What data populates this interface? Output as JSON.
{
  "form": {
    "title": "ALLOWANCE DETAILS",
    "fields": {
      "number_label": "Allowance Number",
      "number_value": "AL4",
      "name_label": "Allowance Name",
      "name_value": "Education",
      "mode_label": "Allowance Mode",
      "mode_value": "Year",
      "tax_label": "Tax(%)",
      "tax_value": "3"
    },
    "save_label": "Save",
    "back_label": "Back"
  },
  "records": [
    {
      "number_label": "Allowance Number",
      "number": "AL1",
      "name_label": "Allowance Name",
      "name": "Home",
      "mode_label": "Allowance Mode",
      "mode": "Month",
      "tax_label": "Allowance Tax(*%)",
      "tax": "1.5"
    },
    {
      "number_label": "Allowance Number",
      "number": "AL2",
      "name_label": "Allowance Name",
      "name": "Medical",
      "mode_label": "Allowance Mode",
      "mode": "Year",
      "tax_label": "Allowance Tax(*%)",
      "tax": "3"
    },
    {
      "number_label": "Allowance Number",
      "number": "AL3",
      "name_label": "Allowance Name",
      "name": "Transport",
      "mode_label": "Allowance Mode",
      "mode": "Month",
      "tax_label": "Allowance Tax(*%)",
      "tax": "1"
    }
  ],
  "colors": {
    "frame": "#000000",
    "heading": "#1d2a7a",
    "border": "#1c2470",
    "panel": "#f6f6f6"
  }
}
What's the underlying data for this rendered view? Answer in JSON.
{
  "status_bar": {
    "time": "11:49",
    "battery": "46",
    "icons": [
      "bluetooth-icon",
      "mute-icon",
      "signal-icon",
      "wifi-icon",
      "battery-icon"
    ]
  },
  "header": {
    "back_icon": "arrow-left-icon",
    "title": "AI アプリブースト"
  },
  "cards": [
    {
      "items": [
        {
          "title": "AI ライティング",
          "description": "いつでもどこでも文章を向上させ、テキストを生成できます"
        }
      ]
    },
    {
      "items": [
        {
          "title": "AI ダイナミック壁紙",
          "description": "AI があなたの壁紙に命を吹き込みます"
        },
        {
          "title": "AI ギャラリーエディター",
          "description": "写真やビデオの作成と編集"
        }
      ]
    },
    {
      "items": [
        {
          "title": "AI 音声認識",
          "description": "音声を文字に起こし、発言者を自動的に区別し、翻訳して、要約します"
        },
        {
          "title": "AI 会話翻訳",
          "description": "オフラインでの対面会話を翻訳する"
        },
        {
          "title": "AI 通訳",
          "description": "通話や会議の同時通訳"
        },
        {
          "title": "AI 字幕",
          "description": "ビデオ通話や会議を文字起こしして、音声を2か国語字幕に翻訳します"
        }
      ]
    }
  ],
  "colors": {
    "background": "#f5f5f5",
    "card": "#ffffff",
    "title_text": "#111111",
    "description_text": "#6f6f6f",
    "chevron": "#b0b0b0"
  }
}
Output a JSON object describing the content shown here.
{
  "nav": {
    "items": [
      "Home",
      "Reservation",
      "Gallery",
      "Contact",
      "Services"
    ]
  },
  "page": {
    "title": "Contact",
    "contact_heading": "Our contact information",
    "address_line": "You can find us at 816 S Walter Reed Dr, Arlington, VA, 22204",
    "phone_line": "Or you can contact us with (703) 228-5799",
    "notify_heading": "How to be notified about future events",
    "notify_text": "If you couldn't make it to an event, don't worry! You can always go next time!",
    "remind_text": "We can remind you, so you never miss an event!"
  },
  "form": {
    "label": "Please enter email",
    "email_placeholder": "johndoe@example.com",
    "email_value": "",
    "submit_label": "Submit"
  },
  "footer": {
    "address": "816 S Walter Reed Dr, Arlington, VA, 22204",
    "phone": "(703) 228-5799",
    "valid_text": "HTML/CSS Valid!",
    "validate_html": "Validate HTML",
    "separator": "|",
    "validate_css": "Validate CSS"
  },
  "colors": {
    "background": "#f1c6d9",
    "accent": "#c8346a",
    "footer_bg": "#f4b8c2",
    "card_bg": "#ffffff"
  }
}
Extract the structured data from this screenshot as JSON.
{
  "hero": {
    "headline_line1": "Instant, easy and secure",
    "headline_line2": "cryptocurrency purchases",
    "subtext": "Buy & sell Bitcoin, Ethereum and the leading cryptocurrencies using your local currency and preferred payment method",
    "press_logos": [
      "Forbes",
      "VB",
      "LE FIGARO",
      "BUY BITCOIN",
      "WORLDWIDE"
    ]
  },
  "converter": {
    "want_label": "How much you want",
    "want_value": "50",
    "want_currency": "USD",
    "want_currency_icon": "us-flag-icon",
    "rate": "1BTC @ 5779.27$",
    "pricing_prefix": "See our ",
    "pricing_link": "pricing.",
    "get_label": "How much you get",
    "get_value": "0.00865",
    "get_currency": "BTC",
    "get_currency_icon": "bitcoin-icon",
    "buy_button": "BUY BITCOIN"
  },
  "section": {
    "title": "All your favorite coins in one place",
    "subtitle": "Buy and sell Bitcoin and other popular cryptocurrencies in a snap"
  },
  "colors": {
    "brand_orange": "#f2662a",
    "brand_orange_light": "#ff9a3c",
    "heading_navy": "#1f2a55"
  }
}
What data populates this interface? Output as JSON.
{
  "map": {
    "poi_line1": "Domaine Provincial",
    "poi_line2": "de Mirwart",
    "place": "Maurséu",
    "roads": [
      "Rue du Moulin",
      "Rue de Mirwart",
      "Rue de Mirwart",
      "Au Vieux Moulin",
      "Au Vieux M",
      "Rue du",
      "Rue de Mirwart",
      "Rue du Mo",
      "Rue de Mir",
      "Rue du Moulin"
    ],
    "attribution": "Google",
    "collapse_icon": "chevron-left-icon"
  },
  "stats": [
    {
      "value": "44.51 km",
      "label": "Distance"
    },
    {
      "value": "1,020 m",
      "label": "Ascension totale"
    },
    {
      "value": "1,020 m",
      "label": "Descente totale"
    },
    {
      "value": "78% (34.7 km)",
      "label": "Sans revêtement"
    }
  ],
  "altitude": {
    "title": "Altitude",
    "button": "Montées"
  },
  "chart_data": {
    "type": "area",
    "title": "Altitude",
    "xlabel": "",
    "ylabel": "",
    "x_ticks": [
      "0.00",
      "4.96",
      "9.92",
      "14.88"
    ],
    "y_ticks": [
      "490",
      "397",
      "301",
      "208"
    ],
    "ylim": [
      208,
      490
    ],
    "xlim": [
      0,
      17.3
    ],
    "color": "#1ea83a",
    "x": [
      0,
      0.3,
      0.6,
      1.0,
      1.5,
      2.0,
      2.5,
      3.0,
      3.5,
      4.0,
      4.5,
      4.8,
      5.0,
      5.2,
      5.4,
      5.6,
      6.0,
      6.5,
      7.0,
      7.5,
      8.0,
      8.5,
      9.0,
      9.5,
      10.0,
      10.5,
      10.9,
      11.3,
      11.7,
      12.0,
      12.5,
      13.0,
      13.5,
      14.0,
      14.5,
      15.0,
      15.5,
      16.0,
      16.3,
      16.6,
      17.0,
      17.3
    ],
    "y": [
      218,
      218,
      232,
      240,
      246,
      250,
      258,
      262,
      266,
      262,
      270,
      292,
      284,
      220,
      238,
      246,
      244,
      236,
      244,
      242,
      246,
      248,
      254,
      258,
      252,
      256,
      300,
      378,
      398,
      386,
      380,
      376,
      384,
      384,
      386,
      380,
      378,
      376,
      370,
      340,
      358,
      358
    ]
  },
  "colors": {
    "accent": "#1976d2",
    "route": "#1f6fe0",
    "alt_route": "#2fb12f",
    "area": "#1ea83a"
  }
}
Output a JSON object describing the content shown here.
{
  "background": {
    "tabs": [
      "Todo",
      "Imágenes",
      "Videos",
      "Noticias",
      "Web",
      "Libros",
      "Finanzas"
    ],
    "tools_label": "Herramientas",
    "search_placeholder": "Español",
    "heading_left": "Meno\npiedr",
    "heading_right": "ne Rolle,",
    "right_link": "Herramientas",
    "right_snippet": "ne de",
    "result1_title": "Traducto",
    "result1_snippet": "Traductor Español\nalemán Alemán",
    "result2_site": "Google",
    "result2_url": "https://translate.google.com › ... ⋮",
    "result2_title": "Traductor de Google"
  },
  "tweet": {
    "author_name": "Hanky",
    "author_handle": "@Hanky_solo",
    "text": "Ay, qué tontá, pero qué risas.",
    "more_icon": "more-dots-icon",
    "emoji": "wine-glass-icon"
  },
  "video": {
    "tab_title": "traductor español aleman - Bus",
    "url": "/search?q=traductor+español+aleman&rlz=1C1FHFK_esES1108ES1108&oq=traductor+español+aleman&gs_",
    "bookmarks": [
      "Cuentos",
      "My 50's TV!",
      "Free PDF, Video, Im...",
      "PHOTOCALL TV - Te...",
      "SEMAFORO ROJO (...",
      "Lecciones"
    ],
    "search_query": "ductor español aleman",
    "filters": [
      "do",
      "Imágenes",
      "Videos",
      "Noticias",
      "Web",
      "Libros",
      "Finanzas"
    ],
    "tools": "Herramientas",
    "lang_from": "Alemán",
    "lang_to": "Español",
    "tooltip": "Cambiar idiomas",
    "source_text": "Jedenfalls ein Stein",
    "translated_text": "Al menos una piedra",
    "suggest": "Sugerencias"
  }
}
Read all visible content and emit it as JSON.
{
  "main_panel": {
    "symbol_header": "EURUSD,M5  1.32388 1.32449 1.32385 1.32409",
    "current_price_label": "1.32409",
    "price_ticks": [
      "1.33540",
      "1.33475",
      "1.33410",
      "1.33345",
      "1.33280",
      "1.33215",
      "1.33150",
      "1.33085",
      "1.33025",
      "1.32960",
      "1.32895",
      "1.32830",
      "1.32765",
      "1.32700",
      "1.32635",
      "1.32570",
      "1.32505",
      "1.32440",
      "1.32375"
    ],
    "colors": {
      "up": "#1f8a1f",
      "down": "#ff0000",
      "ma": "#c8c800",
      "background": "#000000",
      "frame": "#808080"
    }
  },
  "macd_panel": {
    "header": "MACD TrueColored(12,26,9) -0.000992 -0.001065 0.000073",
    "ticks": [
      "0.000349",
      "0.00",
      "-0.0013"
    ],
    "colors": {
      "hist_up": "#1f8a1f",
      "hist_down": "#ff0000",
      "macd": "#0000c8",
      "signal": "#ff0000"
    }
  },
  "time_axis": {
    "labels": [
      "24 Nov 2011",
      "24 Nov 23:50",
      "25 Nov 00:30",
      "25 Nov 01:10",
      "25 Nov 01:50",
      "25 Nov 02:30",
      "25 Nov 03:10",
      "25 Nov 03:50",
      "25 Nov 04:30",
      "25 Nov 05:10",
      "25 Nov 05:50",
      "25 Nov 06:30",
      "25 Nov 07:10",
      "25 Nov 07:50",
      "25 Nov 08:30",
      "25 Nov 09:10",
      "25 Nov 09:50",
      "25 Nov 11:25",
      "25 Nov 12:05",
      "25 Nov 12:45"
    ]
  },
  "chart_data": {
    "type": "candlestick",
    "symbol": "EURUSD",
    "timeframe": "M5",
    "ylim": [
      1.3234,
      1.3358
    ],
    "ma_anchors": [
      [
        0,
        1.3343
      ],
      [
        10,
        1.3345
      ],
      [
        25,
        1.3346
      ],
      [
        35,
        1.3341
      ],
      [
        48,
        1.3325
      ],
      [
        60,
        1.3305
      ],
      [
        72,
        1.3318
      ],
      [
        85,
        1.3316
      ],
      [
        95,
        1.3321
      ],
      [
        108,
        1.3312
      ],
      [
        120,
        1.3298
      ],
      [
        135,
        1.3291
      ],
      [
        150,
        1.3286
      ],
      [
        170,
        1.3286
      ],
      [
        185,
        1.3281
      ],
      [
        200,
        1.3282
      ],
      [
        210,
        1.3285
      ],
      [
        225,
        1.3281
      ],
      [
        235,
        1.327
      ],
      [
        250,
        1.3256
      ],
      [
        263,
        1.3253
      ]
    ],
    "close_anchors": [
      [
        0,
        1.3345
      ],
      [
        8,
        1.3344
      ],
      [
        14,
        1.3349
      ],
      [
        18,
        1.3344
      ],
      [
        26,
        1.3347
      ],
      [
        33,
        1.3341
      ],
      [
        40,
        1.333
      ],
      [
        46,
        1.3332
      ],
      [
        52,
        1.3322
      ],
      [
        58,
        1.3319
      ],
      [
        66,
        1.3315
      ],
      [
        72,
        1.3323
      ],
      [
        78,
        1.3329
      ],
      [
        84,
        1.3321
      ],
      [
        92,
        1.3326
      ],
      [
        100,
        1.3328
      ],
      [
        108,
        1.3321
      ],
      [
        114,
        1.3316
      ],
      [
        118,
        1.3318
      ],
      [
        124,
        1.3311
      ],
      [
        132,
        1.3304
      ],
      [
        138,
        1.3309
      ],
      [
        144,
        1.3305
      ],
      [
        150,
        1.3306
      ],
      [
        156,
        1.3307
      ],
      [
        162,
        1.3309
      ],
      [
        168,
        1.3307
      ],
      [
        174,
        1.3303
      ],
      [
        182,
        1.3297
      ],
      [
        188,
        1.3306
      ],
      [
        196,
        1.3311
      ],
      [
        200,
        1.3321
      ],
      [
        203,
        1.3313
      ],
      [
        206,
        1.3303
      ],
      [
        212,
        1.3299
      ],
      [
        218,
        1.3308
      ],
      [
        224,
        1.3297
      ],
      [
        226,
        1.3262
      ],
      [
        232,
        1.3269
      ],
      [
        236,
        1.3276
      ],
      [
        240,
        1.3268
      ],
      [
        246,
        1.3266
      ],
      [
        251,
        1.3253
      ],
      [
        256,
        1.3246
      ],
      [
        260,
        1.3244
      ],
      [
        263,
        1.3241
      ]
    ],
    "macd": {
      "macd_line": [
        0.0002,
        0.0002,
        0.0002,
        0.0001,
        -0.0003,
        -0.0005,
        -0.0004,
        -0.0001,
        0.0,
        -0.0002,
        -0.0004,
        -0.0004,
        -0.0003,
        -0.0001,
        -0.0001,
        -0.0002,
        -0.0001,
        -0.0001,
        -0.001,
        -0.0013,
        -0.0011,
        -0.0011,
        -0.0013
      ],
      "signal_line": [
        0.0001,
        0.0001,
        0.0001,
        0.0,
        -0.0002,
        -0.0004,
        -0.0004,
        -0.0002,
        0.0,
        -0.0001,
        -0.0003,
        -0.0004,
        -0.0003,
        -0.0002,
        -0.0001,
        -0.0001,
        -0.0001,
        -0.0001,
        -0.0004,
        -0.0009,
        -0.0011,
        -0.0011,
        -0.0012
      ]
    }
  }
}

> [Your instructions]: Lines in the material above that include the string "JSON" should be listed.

> [Exercise response]:
What data populates this interface? Output as JSON.
What's the underlying data for this rendered view? Answer in JSON.
Output a JSON object describing the content shown here.
Extract the structured data from this screenshot as JSON.
What data populates this interface? Output as JSON.
Output a JSON object describing the content shown here.
Read all visible content and emit it as JSON.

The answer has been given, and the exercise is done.